“Living in Bali gave me access to production so it wasn’t until then that I got serious about putting together the collections. That’s where the first two collections were produced, but it was always my intention to bring the production back to Australia.” Alex says.
She quickly realised that having the clothes made in a factory didn’t align with her values, saying that they made the clothes really cheaply and she found it hard to get a straight answer out of the factory manager as to how the clothes were made and how much the staff were paid.
“I’ve never been a big shopper myself and never chased fast fashion or clothes that were ‘on trend’, so it didn’t make sense to me to make clothes in that way. I knew straight away this wasn’t what I wanted my label to represent,” Alex says.
But finding a factory that was run sustainably and up for producing small quantities was not as easy as she had hoped, so Alex set out to bring the production back to Australia.
“That’s when I decided to enrol in the QUT Creative Enterprise Australia’s fashion accelerator – a business course that helps fashion labels realise and achieve their goals,” Alex says.
“The fashion accelerator really helped me to get Gloria Dulcie off the ground in Australia. It helped me to source fabrics here, find producers, and develop the business. I found the mentors to be really helpful and inspirational, they’re truly dedicated to helping the designers bring their dreams to life.”
Gloria Dulcie is in the process of making its first onshore collection, which will be produced in Brisbane by a local family of tailors. It will be made 100% from linen which is environmentally-friendly in production and at the end of its life cycle.
Alex says she’s going to stick with sustainable textiles like organic cotton and linen, and she’s looking to use wool and kangaroo leather in the next collection as well.
She’s also working on a specialty print that will be used on embroidery that features some of her own artwork of Australian native orchids, which will feature on a modern-style driza bone jacket.

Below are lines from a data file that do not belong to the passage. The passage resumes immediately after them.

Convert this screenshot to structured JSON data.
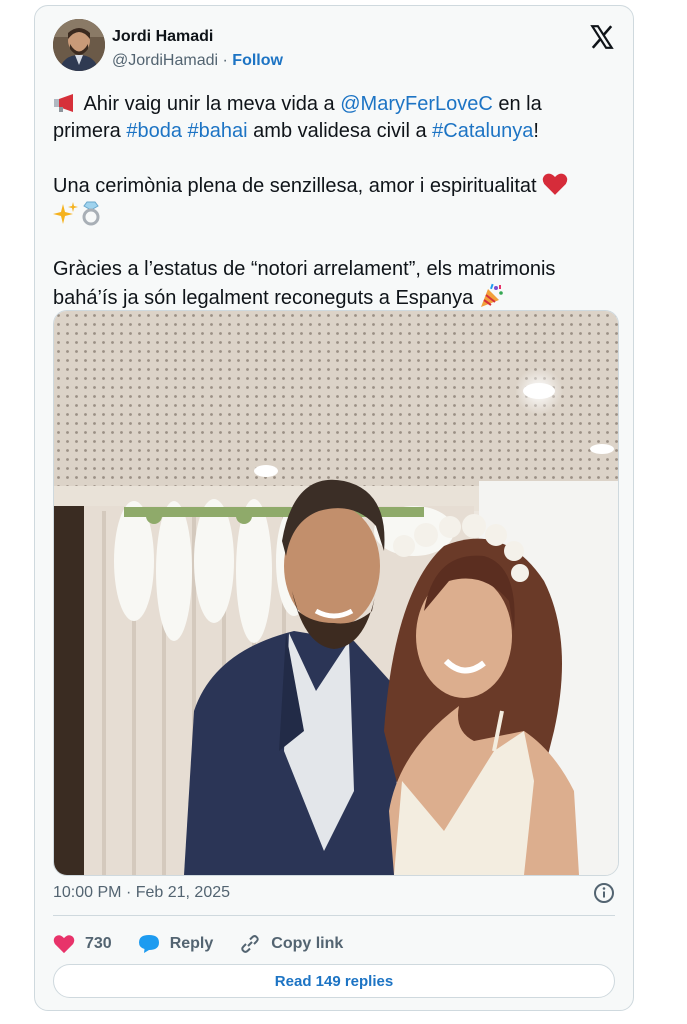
{
  "author": {
    "name": "Jordi Hamadi",
    "handle": "@JordiHamadi",
    "separator": "·",
    "follow_label": "Follow"
  },
  "icons": {
    "platform": "x-logo-icon",
    "megaphone": "megaphone-icon",
    "heart": "heart-icon",
    "sparkles": "sparkles-icon",
    "ring": "ring-icon",
    "party": "party-popper-icon",
    "info": "info-icon",
    "like": "heart-icon",
    "reply": "speech-bubble-icon",
    "copy": "link-icon"
  },
  "tweet": {
    "line1_pre": " Ahir vaig unir la meva vida a ",
    "mention": "@MaryFerLoveC",
    "line1_post": " en la",
    "line2_pre": "primera ",
    "tag_boda": "#boda",
    "tag_bahai": "#bahai",
    "line2_mid": " amb validesa civil a ",
    "tag_catalunya": "#Catalunya",
    "line2_post": "!",
    "para2": "Una cerimònia plena de senzillesa, amor i espiritualitat ",
    "para3_line1": "Gràcies a l’estatus de “notori arrelament”, els matrimonis",
    "para3_line2": "bahá’ís ja són legalment reconeguts a Espanya "
  },
  "meta": {
    "time": "10:00 PM",
    "separator": "·",
    "date": "Feb 21, 2025"
  },
  "actions": {
    "like_count": "730",
    "reply_label": "Reply",
    "copy_label": "Copy link"
  },
  "read_replies": "Read 149 replies",
  "colors": {
    "link": "#1d74c4",
    "heart": "#e8336a",
    "reply": "#1d9bf0",
    "card_bg": "#f7f9f9",
    "border": "#cfd9de"
  }
}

The next Gloria Dulcie collection will launch mid-February 2018. Applications are open for QUT Creative Enterprise Australia’s 2018 fashion accelerator program. Find out more here.